Miss Nnanna said: “I will not apply for N-Power because it is temporary. So government should create more job opportunities, as I want something permanent.” Irked by the alleged gross mismanagement of N70 billion ($194 million) allocated to NYSC yearly by the Federal Government, Mr. Adeogun Oluwakayode, a journalist and one of the moderators of Concerned Parents & Educators Network, CPEN, in a article recently titled: Has NYSC outlived its usefulness? alleged that despite the huge allocation, the scheme was engrossed in mismanagement and corruption.

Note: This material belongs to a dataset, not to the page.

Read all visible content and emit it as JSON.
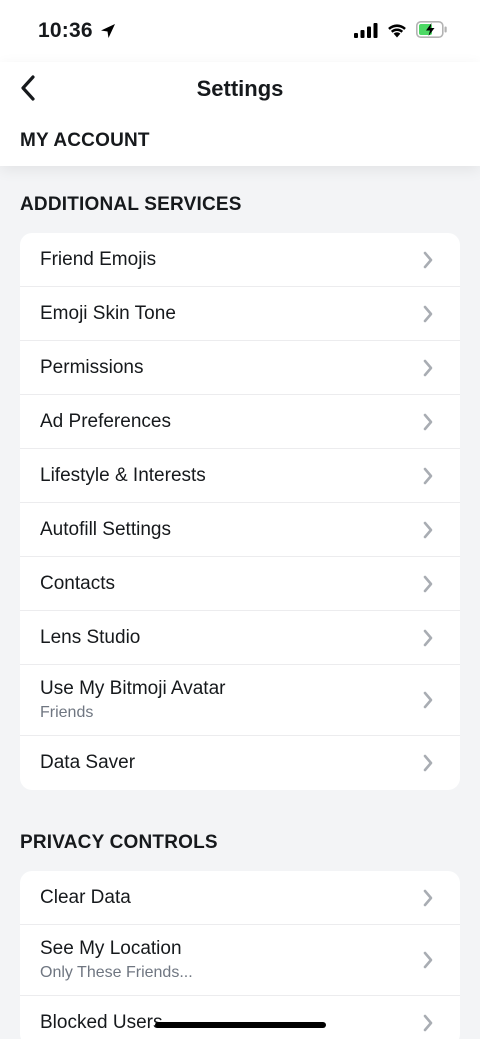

According to him, “Though the Federal Government allocates about N70 billion ($194 million) to the programme yearly, the NYSC, like many other Nigerian institutions, is riddled with mismanagement and corruption. This results in unreliable officials administering the scheme, a general lack of faith in the NYSC, and complacency among the participants. “I learned a single corps member’s official wears, jungle boots and all, costs over N70,000 on the budget although they may as well go for as low as N10,000 or even less in the real market. So three times a year, someone makes over N50,000 on the head of over a hundred thousand corps members! As if we have no more urgent national needs that require every kobo we can gather,” noted Mr Oluwakayode.

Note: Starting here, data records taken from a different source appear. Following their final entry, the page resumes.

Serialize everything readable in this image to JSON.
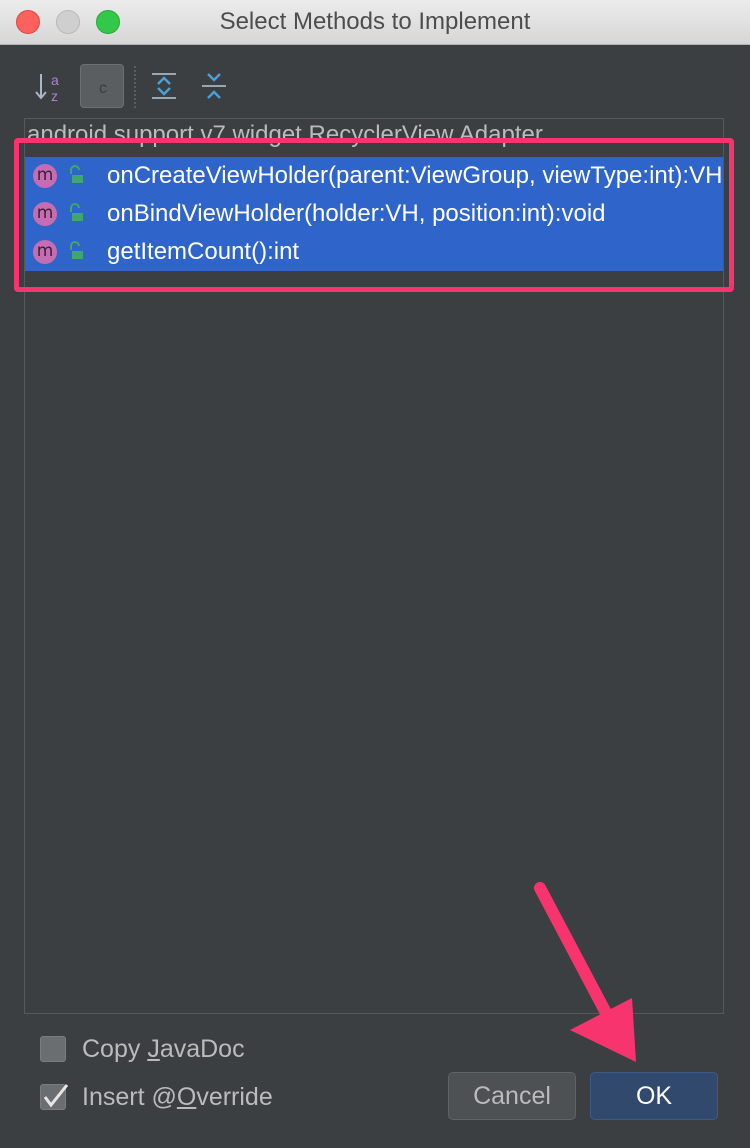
{
  "window": {
    "title": "Select Methods to Implement"
  },
  "toolbar": {
    "class_toggle_label": "c",
    "icons": [
      "sort-alpha-icon",
      "show-classes-icon",
      "expand-all-icon",
      "collapse-all-icon"
    ]
  },
  "tree": {
    "group": "android.support.v7.widget.RecyclerView.Adapter",
    "methods": [
      {
        "badge": "m",
        "label": "onCreateViewHolder(parent:ViewGroup, viewType:int):VH"
      },
      {
        "badge": "m",
        "label": "onBindViewHolder(holder:VH, position:int):void"
      },
      {
        "badge": "m",
        "label": "getItemCount():int"
      }
    ]
  },
  "options": {
    "copy_javadoc": {
      "label_pre": "Copy ",
      "label_mnemonic": "J",
      "label_post": "avaDoc",
      "checked": false
    },
    "insert_override": {
      "label_pre": "Insert @",
      "label_mnemonic": "O",
      "label_post": "verride",
      "checked": true
    }
  },
  "buttons": {
    "cancel": "Cancel",
    "ok": "OK"
  },
  "colors": {
    "selection": "#2f65ca",
    "highlight_box": "#f8346e",
    "arrow": "#f8346e",
    "method_badge": "#c66cb3",
    "lock": "#3fa66f"
  }
}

The educator, however, gave some advice to the Federal Government. His words: “The NYSC scheme has been around for decades, and I believe it has run its course. Re-inventing the whole idea, making it optional for graduates, are few options for the government to change the implementation of the scheme. Better still, I wish they (the Nigerian government) will be brave enough to pull the plug and put NYSC out of its misery.” Mrs Juliet Obi, also a member of CPEN said that NYSC should be scrapped, leaving only the three weeks orientation programme and its allocation be used instead to fund small and medium scale businesses. “I will suggest that the three weeks paramilitary training stays while each corps member be given a lump sum on discharge to start up a small scale business of their choice.”

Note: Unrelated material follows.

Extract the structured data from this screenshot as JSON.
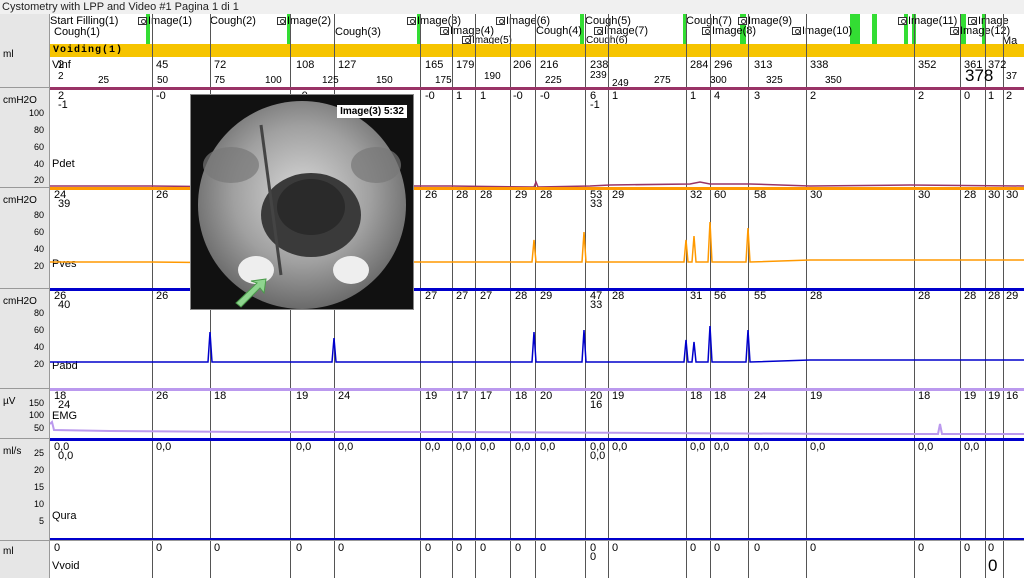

The scheme should not be scrapped Mrs. Tosin Oluwafemi, a graduate of Rivers State University, said: “I think the programme should still continue because once it is stopped, you can’t be sure the funds will be judiciously used to create job opportunities.” Corroborating Mrs. Oluwafemi’s view, Benjamin Ugbanna, a reporter with Ripples Nigeria, noted that scrapping the scheme was not the solution to youth unemploment, rather, lack of investment is the problem. His words: “I would not move for the scrapping of NYSC. We have plenty money and resources to create jobs. That NYSC budget is not the problem with Nigeria.” According to Mrs. Igbafe Oluseye, Lead Consultant, LeadRanked Global Concepts, the scheme should not be scrapped until the Nigerian economy grows to accommodate 70 per cent of the youths.
“The NYSC scheme is the route through which some graduates get jobs, it also enables some to get basic experience and upkeep for some time. I think it’s a great way to introduce graduates into the world of work as most acquire basic competencies in that one year. I don’t think it should be scrapped yet until the economy grows to be able to accommodate at least 70 per cent of fresh graduates into the labour market every year,“ noted Oluseye.